Weather

Fair 59.0 F
Click For More
Conditions:Fair
Temperature:59.0 F
Humidity:46
Wind:West at 16.1 MPH (14 KT)
Dewpoint:37.9 F (3.3 C)
Heat Index:
Windchill:56 F (13 C)


Shopper Issues
April 17, 2018
April 17, 2018
Published On
04-17-2018

April 10, 2018
April 10, 2018
Published On
04-10-2018

Spring Sports Preview 2018
Spring Sports Preview 2018
Published On
04-06-2018

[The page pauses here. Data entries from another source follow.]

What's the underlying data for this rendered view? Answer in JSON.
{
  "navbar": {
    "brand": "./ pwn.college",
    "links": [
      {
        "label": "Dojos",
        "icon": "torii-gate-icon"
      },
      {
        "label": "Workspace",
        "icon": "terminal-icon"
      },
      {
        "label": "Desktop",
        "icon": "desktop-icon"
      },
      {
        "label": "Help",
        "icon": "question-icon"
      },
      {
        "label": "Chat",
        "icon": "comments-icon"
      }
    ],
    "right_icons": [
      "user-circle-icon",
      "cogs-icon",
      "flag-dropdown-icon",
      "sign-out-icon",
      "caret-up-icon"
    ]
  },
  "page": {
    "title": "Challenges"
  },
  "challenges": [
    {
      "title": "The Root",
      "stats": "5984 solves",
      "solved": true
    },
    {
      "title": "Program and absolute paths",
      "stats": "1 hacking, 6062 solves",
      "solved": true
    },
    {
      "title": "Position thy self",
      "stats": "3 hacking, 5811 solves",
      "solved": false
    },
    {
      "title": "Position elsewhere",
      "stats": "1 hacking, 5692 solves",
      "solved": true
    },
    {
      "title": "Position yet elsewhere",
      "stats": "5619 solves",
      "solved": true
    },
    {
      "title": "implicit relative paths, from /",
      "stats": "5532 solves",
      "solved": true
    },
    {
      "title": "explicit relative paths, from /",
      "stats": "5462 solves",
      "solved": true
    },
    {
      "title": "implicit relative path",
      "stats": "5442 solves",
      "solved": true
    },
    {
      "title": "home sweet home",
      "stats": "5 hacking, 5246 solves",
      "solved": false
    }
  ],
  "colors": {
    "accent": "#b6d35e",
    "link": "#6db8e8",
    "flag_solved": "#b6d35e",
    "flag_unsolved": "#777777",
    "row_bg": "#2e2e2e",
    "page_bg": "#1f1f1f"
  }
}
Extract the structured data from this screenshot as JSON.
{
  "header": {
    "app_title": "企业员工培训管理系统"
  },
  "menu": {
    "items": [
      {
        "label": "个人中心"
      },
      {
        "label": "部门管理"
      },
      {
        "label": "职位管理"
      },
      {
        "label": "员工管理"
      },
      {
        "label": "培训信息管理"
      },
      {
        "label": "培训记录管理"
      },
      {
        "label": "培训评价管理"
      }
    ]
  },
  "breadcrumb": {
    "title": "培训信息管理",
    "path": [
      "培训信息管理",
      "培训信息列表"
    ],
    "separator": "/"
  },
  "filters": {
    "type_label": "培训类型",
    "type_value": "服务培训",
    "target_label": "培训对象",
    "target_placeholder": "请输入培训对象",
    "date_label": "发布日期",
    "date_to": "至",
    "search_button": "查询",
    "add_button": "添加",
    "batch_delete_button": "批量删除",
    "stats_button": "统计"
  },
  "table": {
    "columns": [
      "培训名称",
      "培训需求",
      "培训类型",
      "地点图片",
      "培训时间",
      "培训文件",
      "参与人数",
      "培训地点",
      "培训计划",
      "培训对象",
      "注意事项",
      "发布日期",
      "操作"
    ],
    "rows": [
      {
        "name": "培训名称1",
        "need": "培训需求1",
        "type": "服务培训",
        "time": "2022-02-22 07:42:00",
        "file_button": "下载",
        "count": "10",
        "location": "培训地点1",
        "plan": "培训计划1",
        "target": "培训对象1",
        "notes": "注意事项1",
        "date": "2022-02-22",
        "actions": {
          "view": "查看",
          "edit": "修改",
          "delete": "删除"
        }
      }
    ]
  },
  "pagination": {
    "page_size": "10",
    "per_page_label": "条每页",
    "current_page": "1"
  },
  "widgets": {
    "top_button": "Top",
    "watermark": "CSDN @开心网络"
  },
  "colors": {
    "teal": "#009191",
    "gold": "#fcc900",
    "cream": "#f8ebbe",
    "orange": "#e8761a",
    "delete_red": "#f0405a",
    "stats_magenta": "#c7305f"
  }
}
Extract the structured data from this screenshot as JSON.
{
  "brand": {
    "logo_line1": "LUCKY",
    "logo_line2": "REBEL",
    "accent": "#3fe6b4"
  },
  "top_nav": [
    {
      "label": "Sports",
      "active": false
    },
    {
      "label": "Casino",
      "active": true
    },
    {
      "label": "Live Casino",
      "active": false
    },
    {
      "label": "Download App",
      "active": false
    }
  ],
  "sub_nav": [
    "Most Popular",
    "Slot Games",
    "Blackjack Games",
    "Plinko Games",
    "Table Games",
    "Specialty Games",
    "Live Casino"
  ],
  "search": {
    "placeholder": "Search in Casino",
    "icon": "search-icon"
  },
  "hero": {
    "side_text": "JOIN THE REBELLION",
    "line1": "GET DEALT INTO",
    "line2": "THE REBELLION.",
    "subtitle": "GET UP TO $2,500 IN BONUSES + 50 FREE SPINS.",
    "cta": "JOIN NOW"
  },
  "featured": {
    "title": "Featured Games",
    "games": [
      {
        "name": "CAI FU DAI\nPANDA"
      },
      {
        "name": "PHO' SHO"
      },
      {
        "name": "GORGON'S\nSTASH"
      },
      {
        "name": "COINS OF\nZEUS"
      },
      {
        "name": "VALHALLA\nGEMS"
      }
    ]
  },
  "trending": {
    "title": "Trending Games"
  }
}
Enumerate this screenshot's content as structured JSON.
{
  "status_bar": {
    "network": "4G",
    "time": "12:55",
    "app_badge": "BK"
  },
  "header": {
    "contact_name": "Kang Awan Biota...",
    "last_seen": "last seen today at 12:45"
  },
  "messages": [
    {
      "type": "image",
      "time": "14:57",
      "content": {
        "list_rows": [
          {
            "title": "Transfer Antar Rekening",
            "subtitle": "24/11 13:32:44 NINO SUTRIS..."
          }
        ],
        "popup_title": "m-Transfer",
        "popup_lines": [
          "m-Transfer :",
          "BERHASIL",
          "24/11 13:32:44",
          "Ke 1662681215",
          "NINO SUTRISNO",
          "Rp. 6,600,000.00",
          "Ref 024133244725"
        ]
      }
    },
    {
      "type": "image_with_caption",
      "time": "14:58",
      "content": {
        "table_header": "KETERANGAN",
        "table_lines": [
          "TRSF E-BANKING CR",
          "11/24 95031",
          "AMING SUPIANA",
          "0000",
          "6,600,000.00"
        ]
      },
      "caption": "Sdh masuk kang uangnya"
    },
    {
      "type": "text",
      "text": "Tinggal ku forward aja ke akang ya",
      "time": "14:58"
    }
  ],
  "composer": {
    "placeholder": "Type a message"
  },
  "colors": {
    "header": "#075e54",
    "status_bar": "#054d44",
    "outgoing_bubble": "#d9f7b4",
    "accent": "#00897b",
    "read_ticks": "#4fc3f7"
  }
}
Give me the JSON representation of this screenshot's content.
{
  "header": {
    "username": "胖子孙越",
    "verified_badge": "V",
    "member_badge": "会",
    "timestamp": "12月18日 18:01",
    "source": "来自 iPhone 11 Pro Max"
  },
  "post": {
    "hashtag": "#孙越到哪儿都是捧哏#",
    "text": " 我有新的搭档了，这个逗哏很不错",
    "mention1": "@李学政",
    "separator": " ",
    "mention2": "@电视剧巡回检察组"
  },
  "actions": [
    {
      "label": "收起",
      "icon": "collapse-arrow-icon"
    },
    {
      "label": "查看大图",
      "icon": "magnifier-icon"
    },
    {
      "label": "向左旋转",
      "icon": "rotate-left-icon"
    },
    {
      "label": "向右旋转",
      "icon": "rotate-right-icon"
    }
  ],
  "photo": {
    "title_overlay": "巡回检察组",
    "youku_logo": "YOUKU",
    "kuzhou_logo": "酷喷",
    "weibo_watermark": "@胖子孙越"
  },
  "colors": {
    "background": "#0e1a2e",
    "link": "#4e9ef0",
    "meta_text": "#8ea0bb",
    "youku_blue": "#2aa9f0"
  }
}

April 3, 2018
April 3, 2018
Published On
04-03-2018